Straight and rhythmical before and behind, with good length of stride and flexing of stifle and hock. The dog should respond to his handler with a gait which is free, agile and quick.
A Border's gait has been compared to that of a hunter whose sole purpose is to get over rough ground as rapidly and economically as possible. It is not a hackney gait. Good reach and drive are essential with front legs swinging easily from the shoulders. A dog should not toe in or out, or paddle. Moving too close behind, cow hocks or straight stifles all interfere with rear movement. There should be amply push and follow through.
His temperament ideally exemplifies that of a terrier. By nature he is good-tempered, affectionate, obedient and easily trained. In the field he is hard as nails, "game as they come", and driving in attack
Those who label Borders lacking in spirit because they do not spar are unfamiliat with true Border type. Border Terriers are not aggressive terriers. They are bred to get along with other dogs because they must work as part of a team. A quarrelsome disposition is a serious fault. Any border who is quarrelsome and aggressive should be suspected of having improper Border temperament. As for the Border's true spirit, it is best seen when he is facing vermin, or when he is attacked.
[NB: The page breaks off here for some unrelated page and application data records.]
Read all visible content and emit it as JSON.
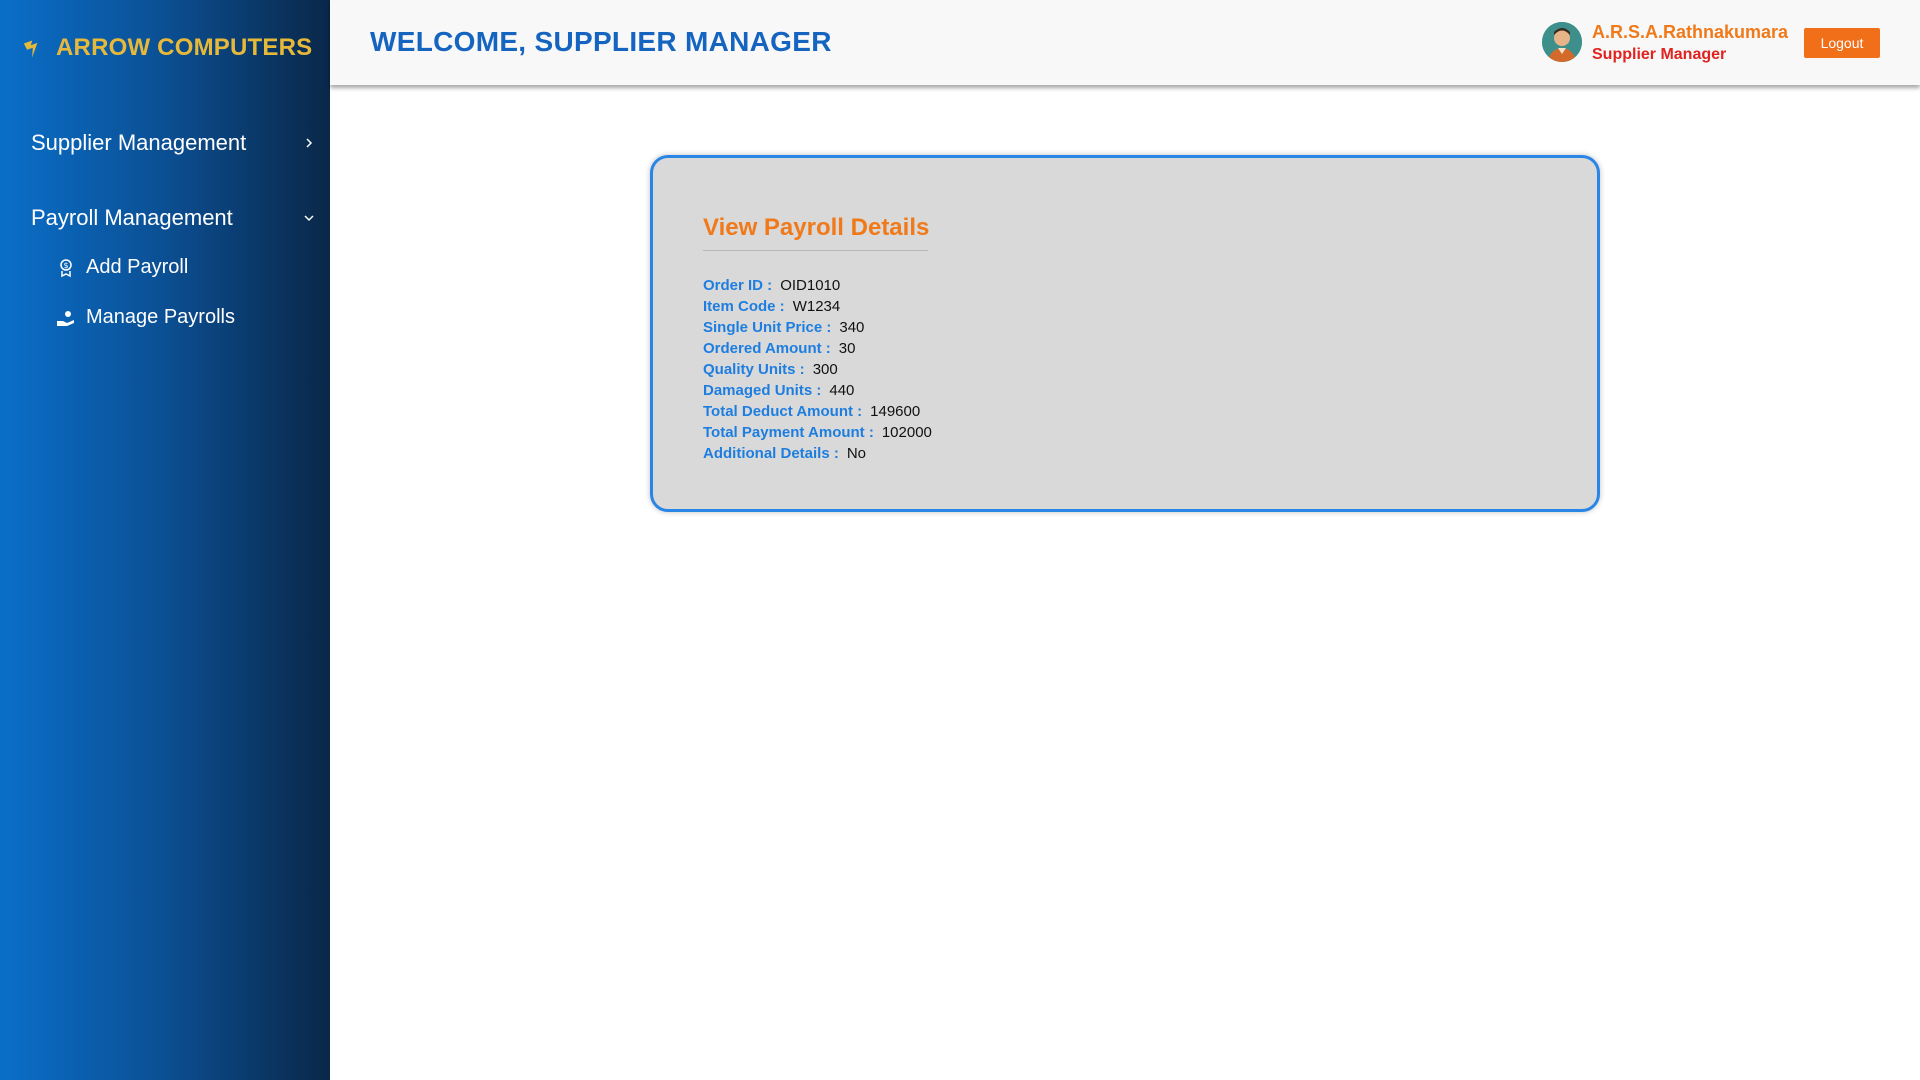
{
  "sidebar": {
    "brand": "ARROW COMPUTERS",
    "nav": [
      {
        "label": "Supplier Management",
        "icon": "chevron-right-icon",
        "expanded": false
      },
      {
        "label": "Payroll Management",
        "icon": "chevron-down-icon",
        "expanded": true,
        "children": [
          {
            "label": "Add Payroll",
            "icon": "add-payroll-icon"
          },
          {
            "label": "Manage Payrolls",
            "icon": "manage-payrolls-icon"
          }
        ]
      }
    ]
  },
  "header": {
    "welcome": "WELCOME, SUPPLIER MANAGER",
    "user_name": "A.R.S.A.Rathnakumara",
    "user_role": "Supplier Manager",
    "logout_label": "Logout"
  },
  "card": {
    "title": "View Payroll Details",
    "fields": [
      {
        "label": "Order ID :",
        "value": "OID1010"
      },
      {
        "label": "Item Code :",
        "value": "W1234"
      },
      {
        "label": "Single Unit Price :",
        "value": "340"
      },
      {
        "label": "Ordered Amount :",
        "value": "30"
      },
      {
        "label": "Quality Units :",
        "value": "300"
      },
      {
        "label": "Damaged Units :",
        "value": "440"
      },
      {
        "label": "Total Deduct Amount :",
        "value": "149600"
      },
      {
        "label": "Total Payment Amount :",
        "value": "102000"
      },
      {
        "label": "Additional Details :",
        "value": "No"
      }
    ]
  },
  "colors": {
    "brand": "#e6b93a",
    "accent_blue": "#1565c0",
    "accent_orange": "#f07a1a",
    "role_red": "#e0231f",
    "card_border": "#2a86e6"
  }
}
SCALE OF POINTS
Head, Ears, Neck and Teeth.....20 Back and Loin..............10
Legs and Feet.............................15 Hindquarters................10
Coat and Skin............................10 Tail....................................5
Shoulders and Chest.................10 General Appearance......10
Eyes and Expression.................10 Total ............100
The Border is a rugged individualist and friendly fellow, and most probably has been out working vermin, romping with children, or lying at his owner's feet in front of the fire the day before you see him in the ring. There is not difference in type, balance or temperament between fierce hunter and amiable companion.
The Border usually likes to swim, given the opportunity. Perhaps he remembers that his ancestors in Britain were used on otters with the Otter Hounds. The Border's Terrier mouth is a formidable weapon and is vital to his survival. The fierceness with which he hunts native woodchucks comes from ancestors that hunted badgers. Some dogs who have had the freedom associated with hunting may take a dim view of trotting around the show ring at the end of a lead, but Border Terriers are adaptable to most situations and willingly do as they are asked.
The Border Terriers is sound, well-proportioned and balanced, and is a sensible, sensitive and devoted companion for all ages.
The Border Terrier Annotated Standard is reproduced here with permission of the BTCA Board of Directors.